When the Covid-19 pandemic shakes companies' financial results, some are boosted whereas others are weakened. With most companies having released their 2021 Q1 results, the picture looks mixed: governments prioritization of Covid-19 vaccinations over those to prevent other illnesses have mainly supported companies involved in fighting against the pandemic by all means.
As a consequence, Pfizer, Moderna or even AstraZeneca, have registered amazing performances, whereas others disappointed the markets. Pfizer came out as the top "winner". It now expects to generate sales worth $26 billion from the Covid-19 vaccine BNT162b2 in 2021. No drug or vaccine franchise has ever generated annual sales in excess of $25 billion. By comparison, sales of AbbVie's TNF inhibitor Humira and Merck & Co.'s PD-1 inhibitor Keytruda are forecast by analysts to generate sales of around $20 billion and $18 billion, respectively, in 2021.
Covid-19 vaccines on top
Among the "winners" of the Covid-19 too, Moderna announced May 6 that its revenues totalled $1.9 billion in the first three months of this year, up from $8 million in the prior-year period, reflecting a ramp-up of the use of its Covid-19 vaccine mRNA-1273. The company delivered 102 million doses of mRNA-1273 during the quarter. As a consequence, the company posted a first-ever profit of $1.2 billion for the three-month period, versus a loss of $124 million in the same quarter of 2020. Moderna has signed $19.2-billion worth of advance purchase agreements for its COVID-19 vaccine scheduled for delivery in 2021 so far, surpassing the $18.4 billion in sales it predicted in February. According to analyst forecasts, revenues could reach $17.1 billion for the year. In terms of supply, the company announced a forecast to between 800 million and 1 billion doses in 2021, while anticipating up to 3 billion doses in 2022.
In spite of a challenging start to the year for its own Covid-19 vaccine, AstraZeneca beat revenues expectations in the first-quarter of 2021, with growth mainly driven by sales of oncology drugs ($3 billion, up 20%) and new cardiovascular, renal and metabolic disease products ($1.9 billion, up 12%). Indeed new medicines contributed over half of revenue whereas Covid-19 vaccine sales totalled $275 million from the delivery of about 68 million doses. Profit reached $1.6 billion, versus $750 million in the prior year. The company reiterated its full-year guidance and also indicated that it expects to file for FDA emergency-use authorisation (EUA) of its COVID-19 vaccine "in the coming weeks".
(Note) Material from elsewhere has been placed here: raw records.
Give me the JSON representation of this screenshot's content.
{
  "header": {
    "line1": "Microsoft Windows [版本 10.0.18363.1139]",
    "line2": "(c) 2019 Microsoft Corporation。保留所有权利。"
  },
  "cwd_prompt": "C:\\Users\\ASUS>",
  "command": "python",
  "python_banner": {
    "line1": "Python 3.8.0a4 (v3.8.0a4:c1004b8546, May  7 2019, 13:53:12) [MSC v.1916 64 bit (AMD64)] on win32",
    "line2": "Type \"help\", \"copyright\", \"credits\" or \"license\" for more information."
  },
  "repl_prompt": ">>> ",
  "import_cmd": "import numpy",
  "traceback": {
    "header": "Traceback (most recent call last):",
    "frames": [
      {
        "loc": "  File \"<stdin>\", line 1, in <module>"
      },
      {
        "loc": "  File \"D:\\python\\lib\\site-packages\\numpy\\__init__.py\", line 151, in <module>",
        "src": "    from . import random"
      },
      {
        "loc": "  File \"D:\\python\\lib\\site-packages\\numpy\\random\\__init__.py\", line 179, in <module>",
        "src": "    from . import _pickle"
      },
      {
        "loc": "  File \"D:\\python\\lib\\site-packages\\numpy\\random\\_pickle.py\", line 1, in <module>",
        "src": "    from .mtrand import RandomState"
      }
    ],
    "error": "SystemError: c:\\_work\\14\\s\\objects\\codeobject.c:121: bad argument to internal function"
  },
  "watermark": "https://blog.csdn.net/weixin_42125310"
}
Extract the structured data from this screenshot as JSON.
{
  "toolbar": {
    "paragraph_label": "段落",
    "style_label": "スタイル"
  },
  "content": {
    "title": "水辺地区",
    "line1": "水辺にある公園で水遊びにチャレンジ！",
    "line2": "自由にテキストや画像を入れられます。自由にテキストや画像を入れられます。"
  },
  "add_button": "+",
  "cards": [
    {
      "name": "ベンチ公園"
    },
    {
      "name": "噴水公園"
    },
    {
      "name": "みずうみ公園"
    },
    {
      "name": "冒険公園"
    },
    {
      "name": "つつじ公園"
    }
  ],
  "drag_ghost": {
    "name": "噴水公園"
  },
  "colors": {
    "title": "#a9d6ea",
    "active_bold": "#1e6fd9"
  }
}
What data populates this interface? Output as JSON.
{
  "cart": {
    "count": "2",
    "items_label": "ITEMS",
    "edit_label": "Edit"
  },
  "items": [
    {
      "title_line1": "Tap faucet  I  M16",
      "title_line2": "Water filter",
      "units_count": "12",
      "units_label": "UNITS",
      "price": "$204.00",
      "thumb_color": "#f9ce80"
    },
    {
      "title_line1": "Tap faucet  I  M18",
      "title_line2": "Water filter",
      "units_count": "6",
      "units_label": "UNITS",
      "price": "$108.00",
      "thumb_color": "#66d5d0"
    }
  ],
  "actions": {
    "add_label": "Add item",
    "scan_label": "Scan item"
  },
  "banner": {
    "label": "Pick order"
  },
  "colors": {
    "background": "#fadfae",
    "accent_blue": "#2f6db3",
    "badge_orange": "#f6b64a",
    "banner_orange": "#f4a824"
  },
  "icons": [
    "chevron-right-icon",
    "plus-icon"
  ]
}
Gilead Sciences also took advantage of the Covid-19 pandemic, as it said its revenue increase in the first quarter was primarily due to sales of its antiviral drug Veklury (remdesivir), as well as cell therapy growth with Yescarta. Excluding Veklury, Gilead said product sales decreased 11% to $4.9 billion. Veklury sales reached $1.5 billion, just shy of analysts' estimates of $1.56 billion. For the year, the drug will bring in somewhere between $2 billion and $3 billion. For the year, Gilead maintained its guidance of sales, from $21.7 billion to $22.1 billion, excluding Veklury.
Regeneron's sales climbed 38% to $2.5 billion while profits jumped 78 % to $1.1 billion. The company had a strong first quarter. Even excluding revenue from the Covid-19 antibody cocktail therapy REGEN-COV, sales increased by 20% to $2.2 billion. REGEN-COV reached sales of $439 million, beating analyst projections of $255 million, and up from the $146 million recorded in the fourth quarter of 2020.